Republican efforts to repeal the Affordable Care Act and replace it with a more GOP-friendly approach to healthcare reform have been tabled for now. While a “revive and repeal” movement is already in the works, the delay could play in favor of another piece of landmark healthcare legislation.
The Medicare Access and CHIP Reauthorization Act, or MACRA, took effect at the beginning of 2017 and established financial bonuses and penalties for qualifying physicians and healthcare organizations depending on how along they are in moving from volume- to value-based care. Despite the enormous financial implications on the line with MACRA, many providers have been left in the dark on how exactly to comply with the law. In fact, a survey released by Stoltenberg Consulting in March stated almost 64 percent of providers felt they were unprepared for MACRA; not a good sign considering they are already three months in to its taking effect.
The list of problems surrounding MACRA’s implementation is long and includes providers who are exempt from the program not being notified of their exemption, ambiguity over which electronic health records vendors are eligible for participation, and a general lack of details on exactly how providers and their partners are to report performance to CMS. In essence, who should report, how to report, and what should be reported is all murky to providers on an issue that stands to significantly impact how much money is in their pocket at the end of the day.
The best case scenario is CMS, in a brief respite from the battle over America’s next healthcare bill, will release the needed information to providers and provide assistance where needed to get implementation moving along. Even if CMS moves quickly, the damage may already be done for MACRA to be successful in 2017 and to transition to the full program at the beginning of 2018. As in most healthcare related ventures change takes time, and the technology requirements for MACRA are more than ever before.
Once providers know the full details, they will need to carefully choose the EHR platform and metrics best suited for allowing them to report successfully for the program. Next, trials and testing will be required to make sure everything is running smoothly before organizations take the leap into actually reporting on the program. With MACRA already live, there might not be enough time for providers to successfully report in 2017, a year that is already in “MACRA-lite” mode after CMS offered multiple options to acclimate providers to the program while lowering potential penalties.
While the tabled American Health Care Act and MACRA are two different pieces of legislation, they are intrinsically connected: Both are aimed at moving U.S. healthcare toward quality and value, and both require government support to be successful. With the AHCA out of the limelight for now, there is hope that the resources and guidance needed to push MACRA along will be forthcoming. However, the delay in release of details most likely signals another pushback of the full MACRA program into at least mid-2018 and possibly 2019.

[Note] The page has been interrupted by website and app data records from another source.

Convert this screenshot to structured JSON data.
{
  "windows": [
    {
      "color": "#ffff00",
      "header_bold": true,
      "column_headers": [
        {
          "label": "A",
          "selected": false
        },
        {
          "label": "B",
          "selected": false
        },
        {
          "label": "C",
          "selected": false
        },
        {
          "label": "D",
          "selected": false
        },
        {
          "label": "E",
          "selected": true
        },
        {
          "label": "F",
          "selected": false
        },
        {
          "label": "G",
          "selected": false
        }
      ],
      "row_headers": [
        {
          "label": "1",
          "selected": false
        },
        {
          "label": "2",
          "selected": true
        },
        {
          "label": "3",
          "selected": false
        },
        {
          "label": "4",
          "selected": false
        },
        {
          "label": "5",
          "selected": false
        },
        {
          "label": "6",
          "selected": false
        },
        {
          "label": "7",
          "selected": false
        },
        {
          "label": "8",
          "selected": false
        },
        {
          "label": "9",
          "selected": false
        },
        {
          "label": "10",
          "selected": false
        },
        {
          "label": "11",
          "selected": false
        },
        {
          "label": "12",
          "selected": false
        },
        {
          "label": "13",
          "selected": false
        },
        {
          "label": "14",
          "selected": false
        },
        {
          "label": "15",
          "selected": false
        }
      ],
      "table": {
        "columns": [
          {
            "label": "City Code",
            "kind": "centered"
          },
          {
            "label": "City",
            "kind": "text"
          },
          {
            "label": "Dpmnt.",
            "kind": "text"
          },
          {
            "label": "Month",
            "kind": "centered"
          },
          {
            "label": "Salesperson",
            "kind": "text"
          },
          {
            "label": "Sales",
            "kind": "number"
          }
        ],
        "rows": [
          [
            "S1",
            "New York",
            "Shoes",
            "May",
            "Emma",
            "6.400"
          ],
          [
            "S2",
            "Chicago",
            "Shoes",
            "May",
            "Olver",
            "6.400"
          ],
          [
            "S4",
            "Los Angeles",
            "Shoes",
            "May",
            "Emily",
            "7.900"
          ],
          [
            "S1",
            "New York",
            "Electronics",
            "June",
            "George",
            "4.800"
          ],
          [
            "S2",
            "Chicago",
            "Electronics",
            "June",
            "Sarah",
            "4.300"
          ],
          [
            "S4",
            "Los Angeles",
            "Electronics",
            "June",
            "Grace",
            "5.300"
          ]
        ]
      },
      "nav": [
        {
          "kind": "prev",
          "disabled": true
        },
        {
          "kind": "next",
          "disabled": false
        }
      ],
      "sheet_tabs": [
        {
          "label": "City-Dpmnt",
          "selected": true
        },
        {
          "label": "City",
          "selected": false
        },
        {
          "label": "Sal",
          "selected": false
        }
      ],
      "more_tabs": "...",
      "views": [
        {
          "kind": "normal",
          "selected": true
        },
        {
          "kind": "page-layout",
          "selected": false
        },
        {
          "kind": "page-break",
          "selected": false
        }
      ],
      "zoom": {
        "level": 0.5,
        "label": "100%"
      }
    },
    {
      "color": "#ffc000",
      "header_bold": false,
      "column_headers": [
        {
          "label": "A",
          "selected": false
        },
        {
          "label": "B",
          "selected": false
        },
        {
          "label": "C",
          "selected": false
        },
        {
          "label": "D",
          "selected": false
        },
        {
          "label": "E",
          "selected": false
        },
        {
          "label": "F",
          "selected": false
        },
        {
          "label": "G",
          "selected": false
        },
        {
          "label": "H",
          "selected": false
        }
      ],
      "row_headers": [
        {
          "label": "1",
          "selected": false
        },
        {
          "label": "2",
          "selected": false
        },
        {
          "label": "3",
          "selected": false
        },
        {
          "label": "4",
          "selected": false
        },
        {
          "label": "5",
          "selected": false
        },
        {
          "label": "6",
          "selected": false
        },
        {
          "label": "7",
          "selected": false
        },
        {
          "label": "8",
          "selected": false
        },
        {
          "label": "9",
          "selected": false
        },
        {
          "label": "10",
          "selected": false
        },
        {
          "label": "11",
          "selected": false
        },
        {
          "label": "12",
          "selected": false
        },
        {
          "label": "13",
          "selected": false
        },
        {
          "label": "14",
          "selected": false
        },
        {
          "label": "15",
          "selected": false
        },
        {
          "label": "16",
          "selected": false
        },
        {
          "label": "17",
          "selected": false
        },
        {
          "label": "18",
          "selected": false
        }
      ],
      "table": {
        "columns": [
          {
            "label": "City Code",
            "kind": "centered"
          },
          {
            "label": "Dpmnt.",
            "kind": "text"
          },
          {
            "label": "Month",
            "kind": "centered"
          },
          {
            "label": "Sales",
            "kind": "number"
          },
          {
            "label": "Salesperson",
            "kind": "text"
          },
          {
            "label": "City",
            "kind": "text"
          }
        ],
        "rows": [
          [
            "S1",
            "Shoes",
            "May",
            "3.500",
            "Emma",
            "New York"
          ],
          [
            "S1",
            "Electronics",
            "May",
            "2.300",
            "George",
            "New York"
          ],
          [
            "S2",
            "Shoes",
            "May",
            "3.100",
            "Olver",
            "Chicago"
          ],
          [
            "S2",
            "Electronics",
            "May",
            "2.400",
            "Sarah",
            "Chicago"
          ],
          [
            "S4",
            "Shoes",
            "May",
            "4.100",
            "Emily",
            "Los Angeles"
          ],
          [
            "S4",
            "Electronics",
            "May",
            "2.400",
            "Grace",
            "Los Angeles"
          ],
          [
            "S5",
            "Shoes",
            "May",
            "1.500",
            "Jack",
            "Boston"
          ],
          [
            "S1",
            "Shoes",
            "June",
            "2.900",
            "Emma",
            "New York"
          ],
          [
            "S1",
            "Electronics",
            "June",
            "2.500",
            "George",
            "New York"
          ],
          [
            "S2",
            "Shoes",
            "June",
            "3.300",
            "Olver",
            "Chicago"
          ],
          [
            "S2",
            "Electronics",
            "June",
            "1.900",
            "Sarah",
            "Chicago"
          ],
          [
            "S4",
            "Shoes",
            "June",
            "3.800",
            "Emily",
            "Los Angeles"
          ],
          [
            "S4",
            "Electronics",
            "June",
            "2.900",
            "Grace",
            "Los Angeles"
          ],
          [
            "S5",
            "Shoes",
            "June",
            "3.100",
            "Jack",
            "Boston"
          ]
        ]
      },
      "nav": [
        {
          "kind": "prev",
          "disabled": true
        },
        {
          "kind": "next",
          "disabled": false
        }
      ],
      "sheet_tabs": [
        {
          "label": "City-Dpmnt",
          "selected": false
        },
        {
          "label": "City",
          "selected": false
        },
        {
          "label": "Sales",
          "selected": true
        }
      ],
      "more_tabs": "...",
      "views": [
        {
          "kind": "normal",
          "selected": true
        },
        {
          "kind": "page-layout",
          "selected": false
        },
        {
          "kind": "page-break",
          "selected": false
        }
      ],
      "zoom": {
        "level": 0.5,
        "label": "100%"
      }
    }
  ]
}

The delay is necessitated by the EHR technology investment (money, hardware, and software) required for MACRA, and CMS owes providers and healthcare organizations adequate time and resources for them to flourish.
Evan Camden is an associate analyst at DRG and an expert on electronic health records. Follow him on Twitter at @EvanCamdenDRG.